What must be borne here in mind is that in the Rajya Sabha elections which though is held by open ballot (the MLA showing his vote from the cubicle only to his party’s election agent from a distance), the provision does not apply to the Independent MLAs and to an extent to smaller political parties having one or two members.
The provision of party whip does not apply to the Independent MLAs who are free to vote as per their conscience. It was a string of their conscience that Fadnavis claims to have tugged days ahead of the polls.
Days before the polls, Sena chief spokesperson Sanjay Raut had been harping on the accusation of “horse-trading” which stung like a wasp to the group of Independent MLAs. Even the Central investigating agencies like the Enforcement Directorate (ED) were dragged into the elections.
Raut later on today accused Independent MLAs – Devendra Bhuyar (Morshi), Sanjaymama Shinde (Karmala) and Shyamsunder Shinde (Loha) of betrayal of their promise to vote for the Sena candidate. He also heaped scorn on Bahujan Vikas Aghadi (BVA) led by Hitendra Thakur, his son Kshitij Thakur and Rajesh Patil for not voting for the Sena candidate.
Till the voting day, both the Samajwadi Party, MIM and other small parties seemed to have felt like “unwanted, uninvited guests in a party”. Though both decided to vote for the MVA candidate, they did not specify which party.
Both these political parties have been ideologically opposed to the Shiv Sena. If that was not enough the Sena had repeatedly taunted and termed the MIM as the “B Team” of the BJP and had rejected its offers to join the MVA on the grounds that it would have diluted its “Hindutva credentials”.

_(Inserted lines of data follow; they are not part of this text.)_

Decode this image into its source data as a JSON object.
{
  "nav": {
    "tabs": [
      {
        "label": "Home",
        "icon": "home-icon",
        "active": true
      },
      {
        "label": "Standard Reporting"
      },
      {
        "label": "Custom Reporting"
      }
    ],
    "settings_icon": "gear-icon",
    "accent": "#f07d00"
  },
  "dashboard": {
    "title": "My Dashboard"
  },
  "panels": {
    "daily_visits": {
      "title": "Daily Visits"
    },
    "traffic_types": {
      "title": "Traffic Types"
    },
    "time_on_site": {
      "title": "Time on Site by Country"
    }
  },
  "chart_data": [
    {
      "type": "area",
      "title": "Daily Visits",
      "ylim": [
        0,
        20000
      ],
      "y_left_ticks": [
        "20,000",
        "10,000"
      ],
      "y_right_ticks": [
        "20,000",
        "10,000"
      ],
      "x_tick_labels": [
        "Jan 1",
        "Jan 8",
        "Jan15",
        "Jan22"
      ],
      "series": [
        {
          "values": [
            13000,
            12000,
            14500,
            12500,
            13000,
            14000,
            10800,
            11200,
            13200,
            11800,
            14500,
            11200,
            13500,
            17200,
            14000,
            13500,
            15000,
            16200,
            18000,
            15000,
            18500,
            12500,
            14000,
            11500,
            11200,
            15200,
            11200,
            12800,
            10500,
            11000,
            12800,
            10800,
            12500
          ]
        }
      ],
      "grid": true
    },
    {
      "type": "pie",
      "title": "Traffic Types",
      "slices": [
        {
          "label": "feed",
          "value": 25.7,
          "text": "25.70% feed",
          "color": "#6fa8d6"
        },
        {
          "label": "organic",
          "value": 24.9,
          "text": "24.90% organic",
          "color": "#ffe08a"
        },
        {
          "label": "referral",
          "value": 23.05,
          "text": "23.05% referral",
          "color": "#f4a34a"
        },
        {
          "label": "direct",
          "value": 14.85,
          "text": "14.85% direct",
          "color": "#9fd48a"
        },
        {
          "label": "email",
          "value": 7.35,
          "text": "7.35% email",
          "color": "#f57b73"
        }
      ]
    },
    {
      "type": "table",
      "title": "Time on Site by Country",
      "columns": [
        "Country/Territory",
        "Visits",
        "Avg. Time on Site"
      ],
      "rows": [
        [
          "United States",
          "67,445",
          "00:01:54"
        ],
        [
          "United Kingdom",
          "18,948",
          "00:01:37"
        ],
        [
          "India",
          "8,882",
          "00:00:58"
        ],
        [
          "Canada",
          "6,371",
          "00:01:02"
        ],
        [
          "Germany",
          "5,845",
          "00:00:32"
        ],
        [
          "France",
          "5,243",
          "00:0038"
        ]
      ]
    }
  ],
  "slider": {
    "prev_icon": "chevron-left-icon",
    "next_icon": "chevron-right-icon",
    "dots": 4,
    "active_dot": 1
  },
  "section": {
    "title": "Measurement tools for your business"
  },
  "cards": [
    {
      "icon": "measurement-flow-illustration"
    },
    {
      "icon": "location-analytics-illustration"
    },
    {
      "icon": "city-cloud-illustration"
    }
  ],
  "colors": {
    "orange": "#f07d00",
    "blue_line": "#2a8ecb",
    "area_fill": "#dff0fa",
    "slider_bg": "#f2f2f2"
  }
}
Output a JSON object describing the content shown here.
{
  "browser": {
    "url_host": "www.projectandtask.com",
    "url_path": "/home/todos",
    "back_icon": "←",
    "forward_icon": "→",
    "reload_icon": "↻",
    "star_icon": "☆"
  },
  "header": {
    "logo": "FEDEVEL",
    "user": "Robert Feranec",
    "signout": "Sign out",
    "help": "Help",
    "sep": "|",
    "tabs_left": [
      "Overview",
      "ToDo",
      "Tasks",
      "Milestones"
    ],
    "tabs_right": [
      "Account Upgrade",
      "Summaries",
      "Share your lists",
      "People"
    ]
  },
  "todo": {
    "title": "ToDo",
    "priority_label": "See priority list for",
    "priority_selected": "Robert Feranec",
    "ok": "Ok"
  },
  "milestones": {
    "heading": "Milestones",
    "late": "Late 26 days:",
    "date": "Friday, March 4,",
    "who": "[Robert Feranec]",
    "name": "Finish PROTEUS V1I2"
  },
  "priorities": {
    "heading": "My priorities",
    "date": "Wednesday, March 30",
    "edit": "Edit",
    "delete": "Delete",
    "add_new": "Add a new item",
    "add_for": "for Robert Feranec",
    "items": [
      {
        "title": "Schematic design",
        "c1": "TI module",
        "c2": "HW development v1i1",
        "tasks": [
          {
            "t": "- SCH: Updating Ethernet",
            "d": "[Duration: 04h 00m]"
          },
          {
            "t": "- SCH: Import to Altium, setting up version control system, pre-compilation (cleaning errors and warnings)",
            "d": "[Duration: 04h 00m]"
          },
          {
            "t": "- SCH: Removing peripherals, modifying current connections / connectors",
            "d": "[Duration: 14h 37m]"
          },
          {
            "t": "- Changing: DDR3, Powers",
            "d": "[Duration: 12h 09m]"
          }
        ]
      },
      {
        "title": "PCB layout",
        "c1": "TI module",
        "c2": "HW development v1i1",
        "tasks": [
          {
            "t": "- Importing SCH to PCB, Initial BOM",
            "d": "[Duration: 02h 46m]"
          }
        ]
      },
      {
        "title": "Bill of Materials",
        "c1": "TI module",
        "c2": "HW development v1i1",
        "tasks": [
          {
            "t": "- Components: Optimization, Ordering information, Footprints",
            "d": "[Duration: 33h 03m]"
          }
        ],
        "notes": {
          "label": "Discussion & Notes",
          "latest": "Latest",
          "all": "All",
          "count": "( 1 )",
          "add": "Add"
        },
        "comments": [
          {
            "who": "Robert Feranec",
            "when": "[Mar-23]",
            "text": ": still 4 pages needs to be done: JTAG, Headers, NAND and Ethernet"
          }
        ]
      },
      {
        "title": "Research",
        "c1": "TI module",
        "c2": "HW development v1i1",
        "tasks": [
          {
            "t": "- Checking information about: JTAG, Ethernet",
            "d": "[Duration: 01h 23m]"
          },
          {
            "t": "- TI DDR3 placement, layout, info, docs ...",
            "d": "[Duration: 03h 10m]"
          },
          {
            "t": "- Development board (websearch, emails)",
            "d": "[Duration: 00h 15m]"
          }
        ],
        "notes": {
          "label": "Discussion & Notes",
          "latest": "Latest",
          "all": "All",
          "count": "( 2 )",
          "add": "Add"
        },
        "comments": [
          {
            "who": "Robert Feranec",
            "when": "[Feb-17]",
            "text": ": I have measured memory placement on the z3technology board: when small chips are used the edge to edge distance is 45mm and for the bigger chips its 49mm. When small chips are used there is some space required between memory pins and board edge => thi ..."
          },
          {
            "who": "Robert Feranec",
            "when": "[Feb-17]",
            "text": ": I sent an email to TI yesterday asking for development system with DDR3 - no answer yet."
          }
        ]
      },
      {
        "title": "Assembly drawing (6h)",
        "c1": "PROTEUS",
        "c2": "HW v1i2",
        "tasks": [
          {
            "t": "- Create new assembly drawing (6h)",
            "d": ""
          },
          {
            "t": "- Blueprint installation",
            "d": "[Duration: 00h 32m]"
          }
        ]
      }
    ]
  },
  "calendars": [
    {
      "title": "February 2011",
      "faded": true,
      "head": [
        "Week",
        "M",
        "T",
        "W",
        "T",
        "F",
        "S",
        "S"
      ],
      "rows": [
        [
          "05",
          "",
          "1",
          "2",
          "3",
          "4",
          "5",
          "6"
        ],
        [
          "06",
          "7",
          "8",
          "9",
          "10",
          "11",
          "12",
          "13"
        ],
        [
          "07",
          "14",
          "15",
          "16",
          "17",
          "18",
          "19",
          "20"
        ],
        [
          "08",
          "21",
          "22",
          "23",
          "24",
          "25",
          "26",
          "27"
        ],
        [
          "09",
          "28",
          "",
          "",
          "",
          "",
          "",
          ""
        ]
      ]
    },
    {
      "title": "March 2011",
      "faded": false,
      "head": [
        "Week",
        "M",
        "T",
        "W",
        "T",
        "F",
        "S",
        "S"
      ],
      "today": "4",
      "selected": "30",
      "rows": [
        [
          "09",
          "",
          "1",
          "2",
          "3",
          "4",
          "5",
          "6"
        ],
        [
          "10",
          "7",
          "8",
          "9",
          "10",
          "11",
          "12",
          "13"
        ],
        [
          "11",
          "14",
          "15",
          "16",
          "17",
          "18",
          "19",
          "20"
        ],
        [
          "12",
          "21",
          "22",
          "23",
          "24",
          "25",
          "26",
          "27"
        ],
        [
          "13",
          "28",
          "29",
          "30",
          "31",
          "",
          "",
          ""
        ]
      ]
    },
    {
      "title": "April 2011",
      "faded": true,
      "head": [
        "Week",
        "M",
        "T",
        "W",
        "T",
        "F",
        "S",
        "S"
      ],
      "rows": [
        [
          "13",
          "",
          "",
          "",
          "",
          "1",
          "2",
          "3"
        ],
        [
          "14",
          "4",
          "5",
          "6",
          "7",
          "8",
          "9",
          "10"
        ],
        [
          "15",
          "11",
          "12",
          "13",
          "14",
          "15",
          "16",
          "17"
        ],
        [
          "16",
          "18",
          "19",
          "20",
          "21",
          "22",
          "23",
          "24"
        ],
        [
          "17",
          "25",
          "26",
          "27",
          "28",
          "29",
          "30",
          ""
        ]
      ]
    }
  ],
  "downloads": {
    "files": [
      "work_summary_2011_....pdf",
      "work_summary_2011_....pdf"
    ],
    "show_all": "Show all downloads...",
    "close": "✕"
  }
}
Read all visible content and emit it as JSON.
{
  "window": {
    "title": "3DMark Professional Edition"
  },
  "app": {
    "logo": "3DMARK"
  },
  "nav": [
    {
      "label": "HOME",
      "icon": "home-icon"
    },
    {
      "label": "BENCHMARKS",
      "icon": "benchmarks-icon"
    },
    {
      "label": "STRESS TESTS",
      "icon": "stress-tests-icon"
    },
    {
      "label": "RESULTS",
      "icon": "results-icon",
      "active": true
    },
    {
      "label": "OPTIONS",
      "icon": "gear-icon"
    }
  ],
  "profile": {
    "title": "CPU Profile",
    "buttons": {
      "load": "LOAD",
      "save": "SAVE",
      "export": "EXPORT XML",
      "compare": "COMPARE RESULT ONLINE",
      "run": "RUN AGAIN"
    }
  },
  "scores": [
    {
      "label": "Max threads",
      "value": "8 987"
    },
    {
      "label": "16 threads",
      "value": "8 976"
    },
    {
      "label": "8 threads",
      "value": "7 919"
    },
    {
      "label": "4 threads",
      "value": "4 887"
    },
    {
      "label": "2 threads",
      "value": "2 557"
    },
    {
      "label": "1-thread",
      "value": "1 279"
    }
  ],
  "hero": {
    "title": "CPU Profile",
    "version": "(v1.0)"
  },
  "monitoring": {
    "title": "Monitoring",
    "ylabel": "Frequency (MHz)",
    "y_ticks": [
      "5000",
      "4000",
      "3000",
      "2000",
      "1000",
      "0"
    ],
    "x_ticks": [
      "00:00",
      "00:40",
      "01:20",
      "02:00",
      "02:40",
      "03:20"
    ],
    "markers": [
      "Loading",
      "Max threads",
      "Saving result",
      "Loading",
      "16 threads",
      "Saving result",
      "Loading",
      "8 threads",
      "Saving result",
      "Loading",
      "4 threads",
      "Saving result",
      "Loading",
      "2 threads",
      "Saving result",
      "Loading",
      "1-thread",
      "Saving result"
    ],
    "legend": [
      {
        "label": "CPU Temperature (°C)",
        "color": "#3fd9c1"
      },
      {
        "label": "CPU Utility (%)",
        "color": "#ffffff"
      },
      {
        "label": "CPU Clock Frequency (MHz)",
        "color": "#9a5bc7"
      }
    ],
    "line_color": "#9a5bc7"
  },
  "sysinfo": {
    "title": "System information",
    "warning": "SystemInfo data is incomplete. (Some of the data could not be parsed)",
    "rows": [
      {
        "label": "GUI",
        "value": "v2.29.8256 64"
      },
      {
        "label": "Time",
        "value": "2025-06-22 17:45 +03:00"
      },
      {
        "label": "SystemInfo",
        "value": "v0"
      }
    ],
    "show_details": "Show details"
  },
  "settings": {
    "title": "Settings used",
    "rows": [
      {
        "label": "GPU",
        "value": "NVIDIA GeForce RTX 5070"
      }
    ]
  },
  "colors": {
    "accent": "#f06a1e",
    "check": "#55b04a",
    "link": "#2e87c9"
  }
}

The MIM declared that it had voted for the Congress candidate Imran Pratapgadhi. The Congress already had jacked up Pratapgadhi’s defences by shoring up his quota to full 44 votes. Needless to say, the first preference votes of MIM to the Congress were a “tactical waste” as the value of the second and third preference votes diminishes gradually with each progressive round of counting, until a clear winner is not found.
To further set the cat amongst the pigeons, NCP chief Sharad Pawar while maintaining that none of the core MVA votes split, the NCP polled one vote extra that too from outside the MVA.
Secondly, what seems to have irked Independent MLAs like Devendra Bhuyar was being labelled as one who indulged in “horse-trading”. Taking on Raut over unkempt promises, he shot back at the Sena chief spokesperson wanting to know to whom should he air his grievances – Chief Minister Uddhav Thackeray or fugitive underworld don Dawood Ibrahim?
Besides the charge of “horse-trading” what apparently did not go down well amongst the Independent MLAs was the treatment meted out recently to Independent Lok Sabha MP Navneet Rana and her husband Independent MLA Ravi Rana over the Hanuman Chalisa chanting controversy. Raut later tried to make amends with the couple while on a visit to Leh on May 19 ostensibly to seek her husband’s support for the Rajya Sabha polls.
The Communist Party of India (Marxist – CPI-M) too is ideologically opposed to the Sena and considers Sena as its arch rival in their Dahanu constituency in neighbouring Palghar district.
It is debatable as to whether the rest of the smaller parties – Peasants and Workers Party (PWP) – also ideologically opposed to Sena, besides, Swabhimani Paksha, Rashtriya Samaj Paksha (RSP) and Jana Surajya Party.
The smaller parties like Prahar Janashakti Party (PJP) led by Bachchu Kadu, who is a minister in the MVA government and Krantikari Shetkari Party (KSP) could have voted for the MVA.
More sterner tests await for the ruling MVA with the biennial elections to 10 Elected by MLAs (EMLAs) constituencies in the Legislative Council that are due to be held on June 20 and later on the election to elect the 16th President of India that is due on July 18.
Both the elections are held by secret ballot and the voters in MLC elections are MLAs and in the case of Presidential elections the voters besides MLAs, are Members of Parliament from both the houses of Parliament. Neither the opposition and more so the ruling MVA can take these two ensuing elections lightly given the growing resentment amongst the MLAs especially in the ruling dispensation.